The Supreme Court on Friday dismissed a plea seeking a direction to the Centre and others to take steps to create an appropriate system which empowers citizens to petition Parliament and seek initiation of deliberations on issues highlighted by them.
A bench of Chief Justice of India DY Chandrachud and justices PS Narasimha and JB Pardiwala said that a citizen cannot seek a right to stand up in Parliament.
"The reliefs which have been sought fall exclusively within the domain of Parliament. Such directions cannot be issued by this Court in the exercise of its jurisdiction under Article 32 of the Constitution," the bench said.
"Tushar Mehta, solicitor general, with Ms Aishwarya Bhati, additional solicitor general, states, for the purpose of assisting the court, that a procedure is already in place for the receipt of petitions, which are considered by the Committee for Petitions. The petition is dismissed," the bench said.
While hearing the plea on January 27, the apex court had asked advocate Rohan Alva, appearing for petitioner Karan Garg, to serve a copy of the plea on the standing counsel for the Centre.
The plea has also sought a declaration that it is the fundamental right of citizens under Articles 14, 19(1)(a) and 21 of the Constitution to directly petition Parliament to seek initiation of a debate, discussion and deliberation on the issues highlighted by them in their petitions.
"The present writ petition prays that it is imperative for the respondents (Centre and others) to take substantive steps in order to ensure that citizens can have their voices heard in Parliament without facing undue barriers and difficulties," it said.
The plea said as an ordinary citizen of the country, the petitioner felt "disempowered" when it came to participation in the democratic process and after people cast their votes and elect representatives, there is no scope for any further participation.
It said there is a complete absence of any formal mechanism by which citizens can engage with lawmakers and take steps in order to ensure that issues which are of vital importance are debated in Parliament.
"The absence of this mechanism creates a void between elected representatives and citizens. The people are disconnected from the law-making process. This distancing of the citizens to their inherent rights to fully participate in Indian democracy is a matter of grave concern and is an issue which needs to be immediately addressed," the plea said.
It said a system by which the citizens can directly petition Parliament is already in place in the United Kingdom and it has been working well for several years.
It also said that if citizens have the ability to engage with the Centre and Parliament at a deeper level, it may reduce the burden on the apex court and high courts "since there may exist an effective and alternative remedy for espousing and pursuing public interest causes".

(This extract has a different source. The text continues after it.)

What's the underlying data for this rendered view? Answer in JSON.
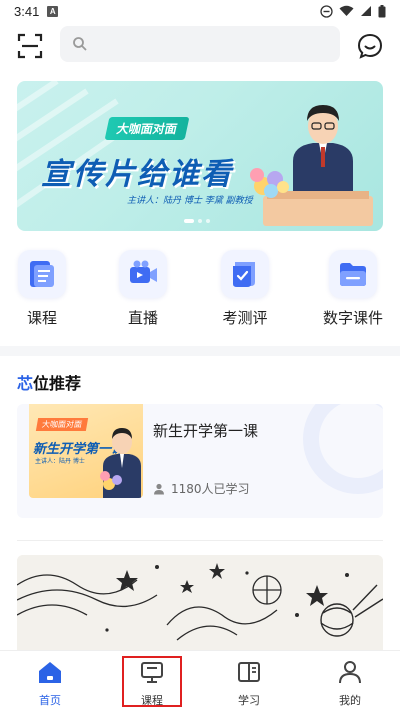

The plea said citizens have a fundamental right to participate in democratic affairs and are constitutionally entitled to present workable and constructive suggestions to Parliament on matters of national importance so that public interest is appropriately safeguarded.
"The current system does not fully allow citizens to initiate discussions in Parliament by moving appropriate petitions," it added.
The petition said formulation of well-reasoned and reasonable rules which allow citizens to directly petition Parliament will usher in a transformative era of democratic governance and create an environment for robust engagement between the people of the country and members of Parliament.
It has sought a direction to the Centre and others to expeditiously take steps to create an appropriate system or reasonable rules and regulations which empower citizens to petition Parliament and seek initiation of a debate on the issues highlighted by them.